I have a select tag that looks like this:


It spans along the top of the page contents, which is roughly 90% the screen width. So, while it's not obvious in this question, the caret is roughly 400px from the text.

When the user selects an item from the dropdown, it changes the grouping of the assorted charts and tables below.

I need to make it obvious to the user that it is a dropdown. Right now, users are confused because they don't see the carat. How do I emphasize the fact that this is in fact a clickable item that drops down?

  • 14
    Why is it so wide to begin with?
    – DA01
    Jan 6, 2015 at 17:35
  • It's supposed to span the length of the contents, but I'm seriously considering just having a regular header of some sort, and just have the dropdown on the left side of the header. Jan 6, 2015 at 17:37
  • Yes, it definitely shouldn't be a header. The table should have hit's own header to describe the data (even if it does include the filter info). I'd agree that the drop down should be relocated.
    – DA01
    Jan 6, 2015 at 18:59
  • Anecdotal, but I feel like Sorts/Filters usually are right justified. If you do reduce the size, I'd suggest putting it on the right side rather than left.
    – aslum
    Jan 7, 2015 at 17:14

6 Answers 6


I need to make it obvious to the user that it is a dropdown.

By making it look like a dropdown.

Don't make it so wide. The reason it doesn't look 'clickable' is because it doesn't look like a drop down because it's stretched across the entire width of the screen.


Maybe you could separate the dropdown from the 'Group by' label, and align them at the two sides of the available space and - as others have already suggested - make your dropdow look like a dropdown.:

enter image description here

This way it spans over the width of the content (so it can serve as a header) while you have a recognizable dropdown.

And if it applies: you can introduce multiple 'group by' options quite easily:

enter image description here

(Of course some 'add new' and 'remove' buttons will be needed, but that's a different story.)

Or even better, if you want to use it as a header, you might introduce a meaningful data header:

enter image description here


You put the drop arrow to the right of the text.

People's eyes will scan the text, but may not see the arrow in the peripheral view. So having the arrow next to the text should do it.

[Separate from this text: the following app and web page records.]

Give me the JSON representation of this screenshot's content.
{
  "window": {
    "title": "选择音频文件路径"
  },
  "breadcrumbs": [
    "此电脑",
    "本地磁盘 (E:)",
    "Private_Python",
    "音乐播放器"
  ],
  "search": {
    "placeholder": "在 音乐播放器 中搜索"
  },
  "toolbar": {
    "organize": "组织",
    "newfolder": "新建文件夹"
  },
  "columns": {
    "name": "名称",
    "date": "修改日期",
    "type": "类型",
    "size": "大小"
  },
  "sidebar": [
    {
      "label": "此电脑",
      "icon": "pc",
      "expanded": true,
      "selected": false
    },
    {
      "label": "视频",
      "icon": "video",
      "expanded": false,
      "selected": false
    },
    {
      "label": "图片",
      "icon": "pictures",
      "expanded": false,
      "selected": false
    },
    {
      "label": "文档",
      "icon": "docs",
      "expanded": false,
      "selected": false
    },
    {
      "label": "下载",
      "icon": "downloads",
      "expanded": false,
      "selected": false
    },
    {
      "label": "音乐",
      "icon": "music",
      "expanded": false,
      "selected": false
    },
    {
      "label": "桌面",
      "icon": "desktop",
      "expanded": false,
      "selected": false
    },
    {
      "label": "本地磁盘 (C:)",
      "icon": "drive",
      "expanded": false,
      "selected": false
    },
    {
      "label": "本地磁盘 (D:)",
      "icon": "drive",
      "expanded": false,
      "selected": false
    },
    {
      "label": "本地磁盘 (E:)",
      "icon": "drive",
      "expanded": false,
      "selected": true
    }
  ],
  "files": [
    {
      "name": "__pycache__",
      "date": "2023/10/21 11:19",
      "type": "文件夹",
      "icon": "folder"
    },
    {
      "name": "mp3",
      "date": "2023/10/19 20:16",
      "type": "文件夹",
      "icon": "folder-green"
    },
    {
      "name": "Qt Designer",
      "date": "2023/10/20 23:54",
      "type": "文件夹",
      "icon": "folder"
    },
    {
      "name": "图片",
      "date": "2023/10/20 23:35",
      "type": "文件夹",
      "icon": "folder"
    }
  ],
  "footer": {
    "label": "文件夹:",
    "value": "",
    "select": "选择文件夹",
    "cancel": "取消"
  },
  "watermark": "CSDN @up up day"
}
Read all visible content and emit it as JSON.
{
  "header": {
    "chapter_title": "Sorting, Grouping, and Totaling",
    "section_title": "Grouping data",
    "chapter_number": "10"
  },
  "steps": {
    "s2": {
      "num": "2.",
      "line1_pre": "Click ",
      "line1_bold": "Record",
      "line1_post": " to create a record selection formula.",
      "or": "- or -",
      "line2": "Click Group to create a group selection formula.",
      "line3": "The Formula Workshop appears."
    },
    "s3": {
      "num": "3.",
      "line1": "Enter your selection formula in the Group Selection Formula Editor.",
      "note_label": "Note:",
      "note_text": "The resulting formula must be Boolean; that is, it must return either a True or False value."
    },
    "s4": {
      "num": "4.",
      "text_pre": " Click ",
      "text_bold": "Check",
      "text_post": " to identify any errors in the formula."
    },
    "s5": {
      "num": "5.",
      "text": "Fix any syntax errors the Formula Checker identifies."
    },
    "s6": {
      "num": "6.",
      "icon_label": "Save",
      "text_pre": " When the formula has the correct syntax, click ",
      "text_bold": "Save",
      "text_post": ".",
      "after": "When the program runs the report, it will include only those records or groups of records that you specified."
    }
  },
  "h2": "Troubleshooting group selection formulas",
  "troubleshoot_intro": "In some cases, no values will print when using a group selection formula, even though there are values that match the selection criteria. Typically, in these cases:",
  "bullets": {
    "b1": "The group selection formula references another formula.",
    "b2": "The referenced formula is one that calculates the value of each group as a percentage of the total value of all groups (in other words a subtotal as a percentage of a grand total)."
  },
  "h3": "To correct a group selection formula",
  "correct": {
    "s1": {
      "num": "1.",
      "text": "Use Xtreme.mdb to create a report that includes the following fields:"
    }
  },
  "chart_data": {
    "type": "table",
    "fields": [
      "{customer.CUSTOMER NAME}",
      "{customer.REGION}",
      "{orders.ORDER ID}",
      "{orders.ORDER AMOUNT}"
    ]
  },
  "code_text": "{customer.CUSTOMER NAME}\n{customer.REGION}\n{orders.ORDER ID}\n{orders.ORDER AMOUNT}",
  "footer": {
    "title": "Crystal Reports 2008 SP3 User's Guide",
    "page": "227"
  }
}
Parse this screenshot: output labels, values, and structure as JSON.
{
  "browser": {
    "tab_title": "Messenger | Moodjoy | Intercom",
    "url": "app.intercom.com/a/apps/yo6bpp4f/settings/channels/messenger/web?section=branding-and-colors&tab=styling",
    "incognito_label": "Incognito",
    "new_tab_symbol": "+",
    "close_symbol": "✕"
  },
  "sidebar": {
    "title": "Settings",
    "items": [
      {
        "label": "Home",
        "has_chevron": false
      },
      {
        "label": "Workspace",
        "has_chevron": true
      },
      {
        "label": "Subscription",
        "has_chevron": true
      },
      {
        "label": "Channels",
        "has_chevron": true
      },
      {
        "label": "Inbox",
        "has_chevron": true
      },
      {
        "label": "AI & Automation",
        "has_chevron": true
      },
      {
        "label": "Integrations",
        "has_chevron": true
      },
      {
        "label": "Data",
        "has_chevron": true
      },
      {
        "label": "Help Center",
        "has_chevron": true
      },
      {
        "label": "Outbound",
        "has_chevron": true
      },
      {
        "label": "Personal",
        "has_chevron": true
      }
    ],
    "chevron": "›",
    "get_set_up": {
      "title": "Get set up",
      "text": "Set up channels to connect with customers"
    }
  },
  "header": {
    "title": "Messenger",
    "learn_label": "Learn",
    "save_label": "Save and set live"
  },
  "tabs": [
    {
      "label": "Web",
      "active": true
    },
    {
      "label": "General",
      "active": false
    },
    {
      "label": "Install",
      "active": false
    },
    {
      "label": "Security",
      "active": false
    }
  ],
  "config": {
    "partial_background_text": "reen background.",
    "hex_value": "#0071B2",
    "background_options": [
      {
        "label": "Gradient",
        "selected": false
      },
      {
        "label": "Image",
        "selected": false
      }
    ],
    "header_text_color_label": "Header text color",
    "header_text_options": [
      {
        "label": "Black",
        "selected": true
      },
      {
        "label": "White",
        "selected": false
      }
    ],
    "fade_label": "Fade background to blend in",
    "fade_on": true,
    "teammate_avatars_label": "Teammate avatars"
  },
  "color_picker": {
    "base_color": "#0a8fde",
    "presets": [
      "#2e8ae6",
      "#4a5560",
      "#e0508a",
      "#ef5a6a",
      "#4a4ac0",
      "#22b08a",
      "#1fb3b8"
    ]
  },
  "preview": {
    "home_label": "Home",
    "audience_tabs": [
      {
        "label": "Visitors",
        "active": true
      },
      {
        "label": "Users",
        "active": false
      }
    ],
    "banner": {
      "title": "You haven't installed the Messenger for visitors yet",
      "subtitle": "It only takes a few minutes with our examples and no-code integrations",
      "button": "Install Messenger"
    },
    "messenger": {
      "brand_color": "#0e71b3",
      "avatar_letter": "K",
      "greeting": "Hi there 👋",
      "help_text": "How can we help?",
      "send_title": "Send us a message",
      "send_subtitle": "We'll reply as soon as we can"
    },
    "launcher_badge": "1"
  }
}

  • 3
    There is absolutely a proximity issue here, and moving the caret closer to the text will certainly help, but remember that drop downs by design have the caret always on the right, so moving it to the text can add some visual confusion elsewhere.
    – DA01
    Jan 6, 2015 at 17:34
  • @DA01: Regular dropdowns do not center their text, so this is different already. Visually, my impression of the white area is that of a button rather than that of a combobox, and on a button, I personally do not expect the dropdown indicator to be necessarily on the far end-of-line side. Jan 7, 2015 at 12:12

If your sorting options are not many, since you have a lot of space, consider replacing the drop-down with a radio button.


I like that the dropdown spans the whole width of the area it is referring to, and thus serves as a header with a dropdown function. It emphasizes that the selection in the dropdown applies to the whole area.

I see why some users may have a hard time recognizing the dropdown as such if they do not notice the arrow on the far right. I see three direct solutions to this:

  • The arrow emulates the look of an ordinary dropdown, however, such dropdowns are usually aligned left or right - with text on one side, and an arrow on the other side. As you are using a centered layout anyway, there should be either one arrow right below the text (might look weird), or two arrows, one on each side. This would maintain the symmetrical appearance of the whole dropdown and make seeing the arrow more likely.
  • Do not align the arrow at the side of the element, but place it right next to the text. Like this, the whole bar becomes a clickable header with a dropdown menu.
  • Rather than a "combobox", use a header and a (separate) dropdown button. If the button is a separate element with visible borders, even when it is in the same place as the arrow is now, it might be easier to catch the users' attention.

Related to the last item, maybe that points to another issue: The arrow, as it is, is quite small and indeed somewhat unnoticeable, compared to the entire size of the header bar and the text. At the size the image is scaled down to in your question for me (i.e. not at full size), I can hardly recognize that it is an arrow at all, it could just as well be a little circular dot. Hence, making the arrow larger (just try and give it about the same height as the text) and slightly increasing the spacing between arrow and border of the control might be a good start.


People are used to click on blue text, especially if it is underlined.

In this case you could make 'category' blue (and underlined?).

Group by: category

That way, even people who don't notice the arrow, may still find it intuitive to click.

Alternately, as mentioned just make the dropdown smaller. If you want to signify that it impacts both sides of the screen just keep it centered.

  • No, making it look like a link will make people expect it to behave like a link, taking them to another page. Jan 8, 2015 at 10:50

Your Answer

By clicking “Post Your Answer”, you agree to our terms of service, privacy policy and cookie policy

Not the answer you're looking for? Browse other questions tagged or ask your own question.